(Excerpts from an interface dataset)
----
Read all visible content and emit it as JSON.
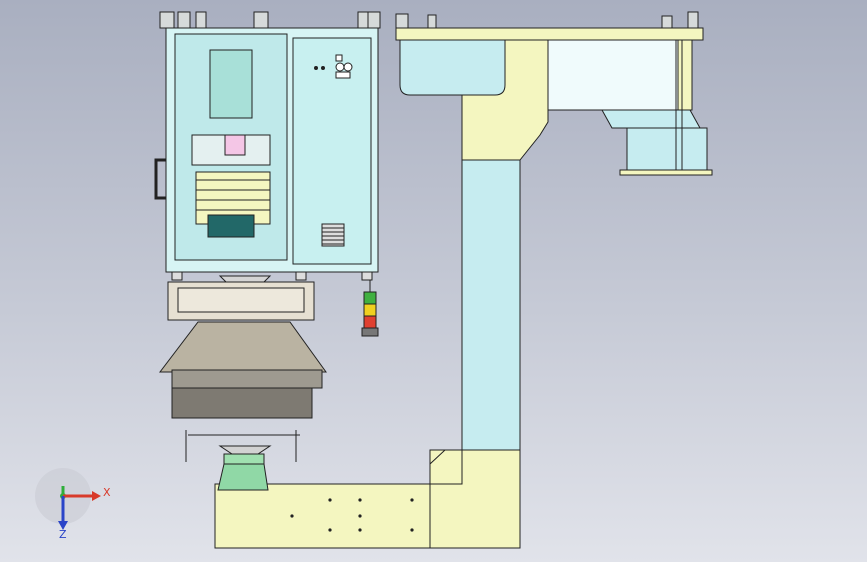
{
  "viewport": {
    "background_top": "#a9afc0",
    "background_bottom": "#e1e3ea"
  },
  "colors": {
    "panel_cyan": "#c8f0f0",
    "pale_yellow": "#f4f6c0",
    "column_blue": "#c6ecf0",
    "head_beige": "#e6e0d2",
    "chute_green": "#a0e0b0",
    "line": "#222222",
    "light_red": "#e04030",
    "light_yellow": "#f0d020",
    "light_green": "#40b040"
  },
  "parts": [
    "cabinet",
    "control-panel",
    "vent-grille",
    "signal-light-tower",
    "multihead-weigher",
    "discharge-chute",
    "support-column",
    "top-beam",
    "base-platform",
    "handle",
    "leveling-feet"
  ],
  "triad": {
    "x_label": "X",
    "z_label": "Z",
    "x_color": "#d83a2a",
    "y_color": "#2fae3a",
    "z_color": "#2a44c8"
  }
}
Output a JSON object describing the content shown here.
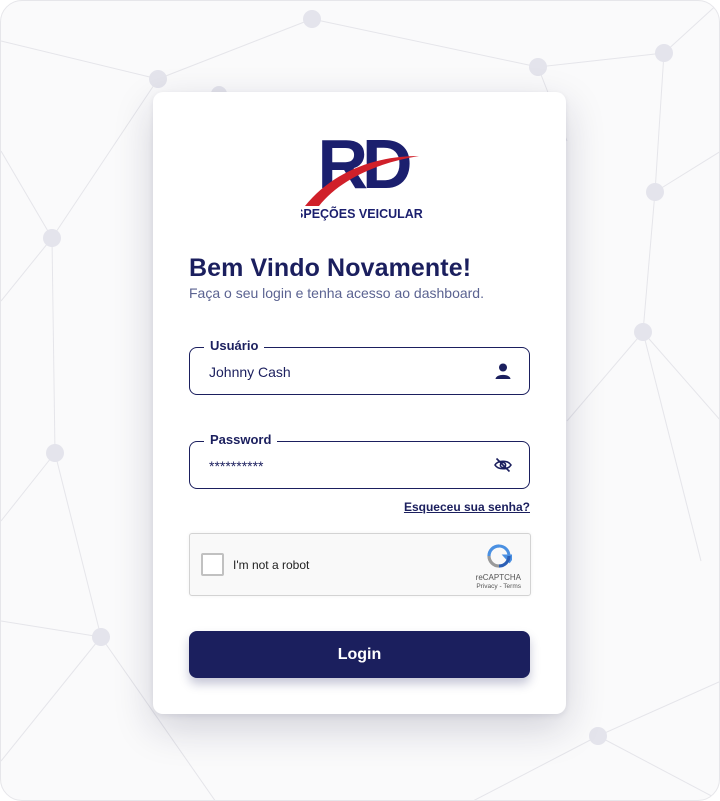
{
  "brand": {
    "logo_text": "RD",
    "logo_subtitle": "INSPEÇÕES VEICULARES",
    "primary_color": "#1b1f5e",
    "accent_color": "#d0202a"
  },
  "header": {
    "title": "Bem Vindo Novamente!",
    "subtitle": "Faça o seu login e tenha acesso ao dashboard."
  },
  "form": {
    "username": {
      "label": "Usuário",
      "value": "Johnny Cash",
      "icon": "user-icon"
    },
    "password": {
      "label": "Password",
      "value": "**********",
      "icon": "eye-off-icon"
    },
    "forgot_link": "Esqueceu sua senha?",
    "recaptcha": {
      "checkbox_label": "I'm not a robot",
      "brand": "reCAPTCHA",
      "links": "Privacy - Terms"
    },
    "submit_label": "Login"
  }
}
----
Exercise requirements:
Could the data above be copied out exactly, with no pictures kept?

Task response:
Read all visible content and emit it as JSON.
{
  "viewport": {
    "background_top": "#a9afc0",
    "background_bottom": "#e1e3ea"
  },
  "colors": {
    "panel_cyan": "#c8f0f0",
    "pale_yellow": "#f4f6c0",
    "column_blue": "#c6ecf0",
    "head_beige": "#e6e0d2",
    "chute_green": "#a0e0b0",
    "line": "#222222",
    "light_red": "#e04030",
    "light_yellow": "#f0d020",
    "light_green": "#40b040"
  },
  "parts": [
    "cabinet",
    "control-panel",
    "vent-grille",
    "signal-light-tower",
    "multihead-weigher",
    "discharge-chute",
    "support-column",
    "top-beam",
    "base-platform",
    "handle",
    "leveling-feet"
  ],
  "triad": {
    "x_label": "X",
    "z_label": "Z",
    "x_color": "#d83a2a",
    "y_color": "#2fae3a",
    "z_color": "#2a44c8"
  }
}
Output a JSON object describing the content shown here.
{
  "brand": {
    "logo_text": "RD",
    "logo_subtitle": "INSPEÇÕES VEICULARES",
    "primary_color": "#1b1f5e",
    "accent_color": "#d0202a"
  },
  "header": {
    "title": "Bem Vindo Novamente!",
    "subtitle": "Faça o seu login e tenha acesso ao dashboard."
  },
  "form": {
    "username": {
      "label": "Usuário",
      "value": "Johnny Cash",
      "icon": "user-icon"
    },
    "password": {
      "label": "Password",
      "value": "**********",
      "icon": "eye-off-icon"
    },
    "forgot_link": "Esqueceu sua senha?",
    "recaptcha": {
      "checkbox_label": "I'm not a robot",
      "brand": "reCAPTCHA",
      "links": "Privacy - Terms"
    },
    "submit_label": "Login"
  }
}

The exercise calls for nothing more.